about shop patterns projects printables extras sponsorship wild olive twitter flickr pinterest subscribe

project // cross-stitched crochet pouch

Cross Stitched Crochet Pouch

Have you ever cross stitched or embroidered on knit or crochet items? It's such a fun way to combine two crafts, and that means more possibilities! Recently I wrote a tutorial for The Spruce Crafts on how to cross stitch on single crochet. And I didn't want to let my little swatch go to waste, so I made it into a simple pouch.

Of course, not wanting the making of a simple pouch to go to waste, I made it into a tutorial for you. You're welcome. Seriously though, this is pretty easy to figure out on your own if you crochet. But even if you're new to crochet this is simple and a fun way to get started while staying true to your stitching self.

Cross Stitched Crochet Pouch

You can make your pouch pretty much any size you want. Mine is just large enough to hold a few craft tools. (Disclaimer: You should only place scissors in your crocheted pouch if you line it with fabric or cap the point of the scissors.) I also think it would be perfect for holding feminine hygiene products!

To make the pouch, you will need:

Yarn in a base color
Yarn in a few more colors
Crochet hook - use the size recommended for the yarn you're using
Tapestry needle

Cross Stitched Crochet Pouch

First, make a single crochet rectangle that's the size you want for your pouch. I made mine 20 stitches wide and I worked until it measured about 10 inches. Don't end off the yarn just yet.

I kept an active loop while I did the cross stitch because when I was adding the embellishment, I hadn't finalized the size and details of the pouch. But you can wait to add the cross stitch until after the next step.

Cross Stitched Crochet Pouch

After you finish the single crochet, it's time to make the buttonhole loops.
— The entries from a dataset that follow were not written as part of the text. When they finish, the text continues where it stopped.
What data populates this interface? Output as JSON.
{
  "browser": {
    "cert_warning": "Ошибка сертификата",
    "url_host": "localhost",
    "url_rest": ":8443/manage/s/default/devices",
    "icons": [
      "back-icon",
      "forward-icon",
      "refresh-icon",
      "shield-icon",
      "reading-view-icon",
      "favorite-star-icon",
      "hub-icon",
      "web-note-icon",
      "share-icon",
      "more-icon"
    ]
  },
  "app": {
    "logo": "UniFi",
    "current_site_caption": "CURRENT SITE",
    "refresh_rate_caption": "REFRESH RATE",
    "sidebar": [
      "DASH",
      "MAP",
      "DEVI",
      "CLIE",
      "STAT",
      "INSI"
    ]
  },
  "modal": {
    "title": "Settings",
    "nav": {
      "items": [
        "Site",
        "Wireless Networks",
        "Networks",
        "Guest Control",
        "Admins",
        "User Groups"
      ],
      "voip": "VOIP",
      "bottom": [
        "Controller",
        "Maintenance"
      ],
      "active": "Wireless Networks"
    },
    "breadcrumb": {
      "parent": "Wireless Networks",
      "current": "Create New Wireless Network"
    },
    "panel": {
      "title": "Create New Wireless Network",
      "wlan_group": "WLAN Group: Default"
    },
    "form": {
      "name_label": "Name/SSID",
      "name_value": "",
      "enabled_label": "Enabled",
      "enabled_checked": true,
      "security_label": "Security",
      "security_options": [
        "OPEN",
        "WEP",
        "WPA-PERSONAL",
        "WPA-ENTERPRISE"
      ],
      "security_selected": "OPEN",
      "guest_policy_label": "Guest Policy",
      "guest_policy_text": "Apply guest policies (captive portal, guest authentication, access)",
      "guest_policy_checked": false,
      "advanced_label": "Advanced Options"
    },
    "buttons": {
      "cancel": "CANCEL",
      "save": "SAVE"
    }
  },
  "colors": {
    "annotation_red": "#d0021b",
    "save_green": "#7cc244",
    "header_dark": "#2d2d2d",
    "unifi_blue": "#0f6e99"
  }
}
Decide how far in your want the buttons (or just a single button in the middle) and count the stitches in from the edge. Count how many stitches wide your buttons are.

Slip stitch until you reach the location of the first buttonhole. Chain stitch as many stitches as needed for the button to fit through. Continue slip stitching until you reach the next buttonhole, and repeat.
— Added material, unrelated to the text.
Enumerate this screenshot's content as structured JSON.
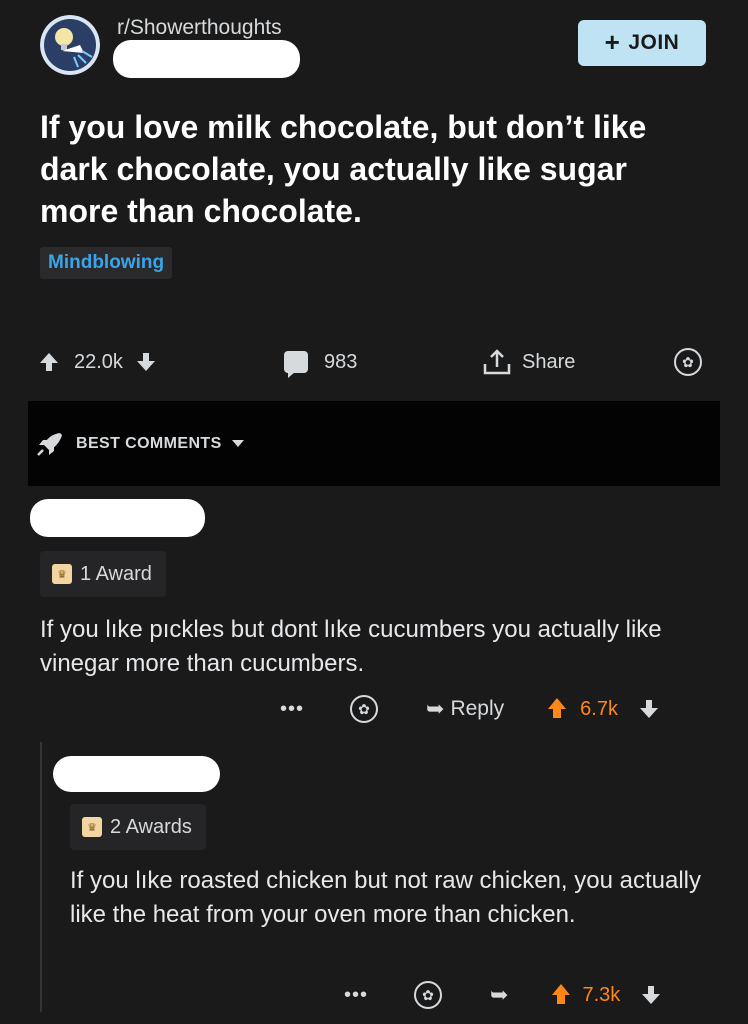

End off the yarn and weave in the end.

Cross Stitched Crochet Pouch

Fold up the bottom edge to figure out the placement for the cross stitching and the buttons. Stitch a design following my tutorial, then sew on the buttons.
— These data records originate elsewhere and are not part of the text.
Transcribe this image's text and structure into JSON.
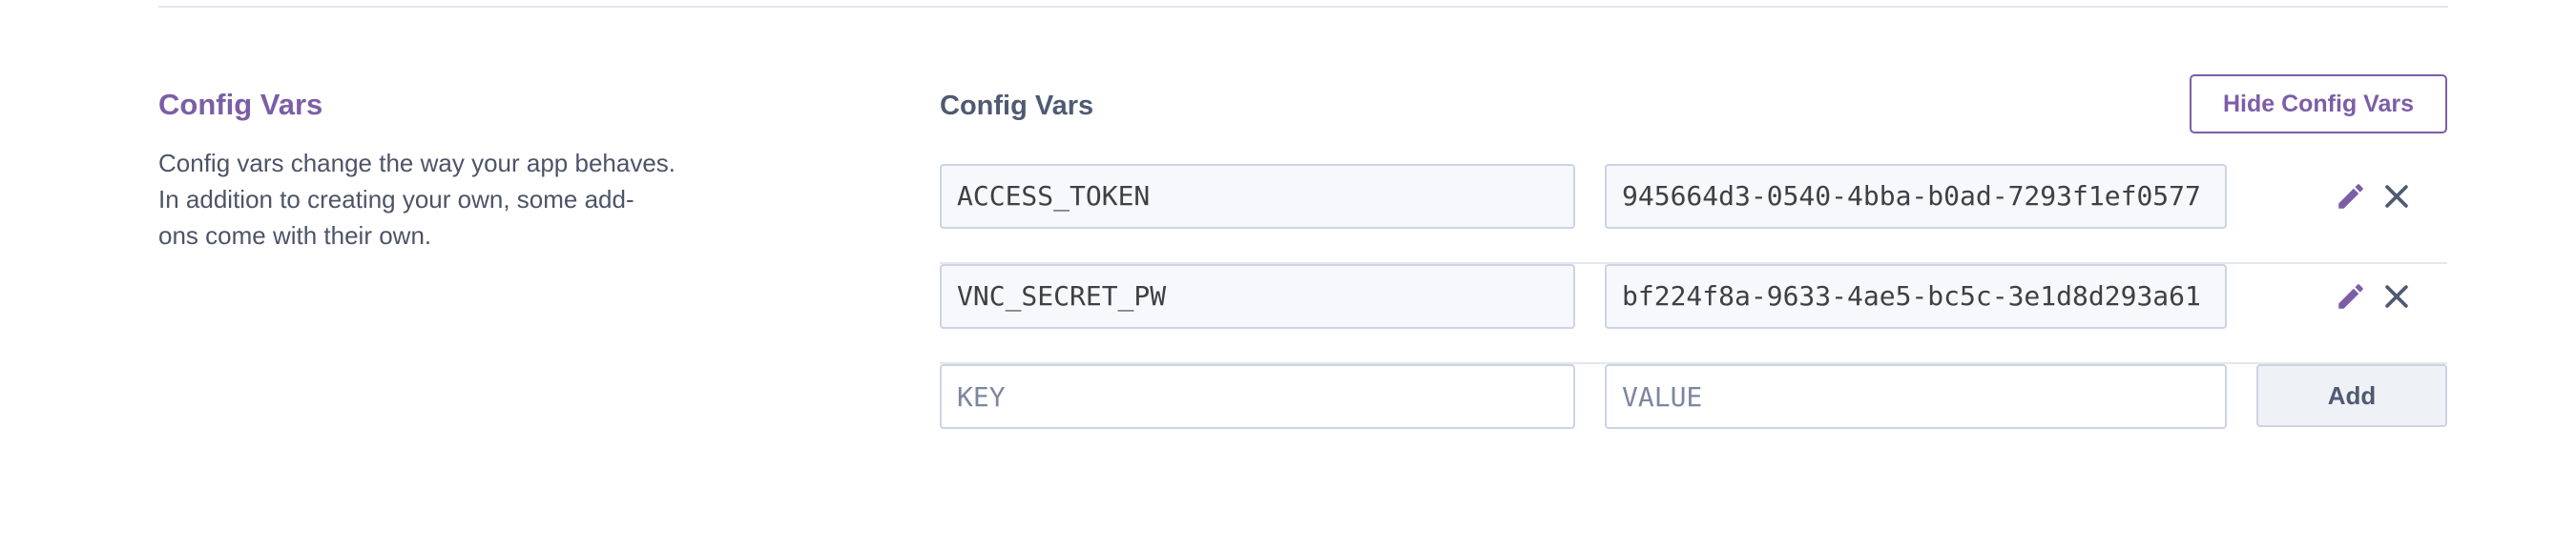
{
  "section": {
    "title": "Config Vars",
    "description_lines": [
      "Config vars change the way your app behaves.",
      "In addition to creating your own, some add-",
      "ons come with their own."
    ]
  },
  "panel": {
    "title": "Config Vars",
    "hide_button_label": "Hide Config Vars"
  },
  "vars": [
    {
      "key": "ACCESS_TOKEN",
      "value": "945664d3-0540-4bba-b0ad-7293f1ef0577"
    },
    {
      "key": "VNC_SECRET_PW",
      "value": "bf224f8a-9633-4ae5-bc5c-3e1d8d293a61"
    }
  ],
  "new_var": {
    "key_placeholder": "KEY",
    "value_placeholder": "VALUE",
    "add_label": "Add"
  },
  "icons": {
    "edit": "pencil-icon",
    "remove": "close-icon"
  },
  "colors": {
    "accent": "#7b5ea7",
    "heading": "#4f5a72",
    "text": "#4d5468",
    "border": "#ccd3e4"
  }
}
Cross Stitched Crochet Pouch

Attach yarn to each side and slip stitch to close up the sides of the pouch. End off the yarn and weave in the ends.

Cross Stitched Crochet Pouch
Cross Stitched Crochet Pouch

And it's a finished pouch! If you want to use your pouch to hold tiny items (like stitch markers or even pointy things that could catch on the yarn), you can sew a fabric liner and stitch it into place. Mine is staying just like this!

Cross Stitched Crochet Pouch

So now, a few notes about this project:

• First, I don't have any basic crochet tutorials here on my blog, but I have a bunch at The Spruce Crafts. If you need to learn any of the stitches I mentioned in this post, visit The Spruce's crochet section.

• I used yarn that I had on hand, including Lion Brand BonBons (because they're so cute!). But I'm excited to do more cross stitch on crochet with tapestry yarn, which comes in so many colors and is a beautiful quality. Benzie sent me a bunch to play with!

• And with that tapestry yarn in mind, I've been thinking of making a few Wild Olive-esque patterns that would be small and suitable for cross stitch on crochet. Would that be something you'd be interested in? Tell me in the comments!


  1. This is so pretty Mollie and I love the idea of being able to add colour to crochet this way! The design of your pouch is so cute and simple too and would hold all kinds of things, thanks so much for sharing 😊

  2. Anonymous6:33 PM

    would LOVE to see more cross stitch on crochet! it looks wonderful. thank you for sharing!

  3. Lovely pouch! Easy instructions even for a beginner. Thanks for that appropriate caution of “lining & protection of sharp tip tools”.


I often reply to comments in the comments...check back if you have a question!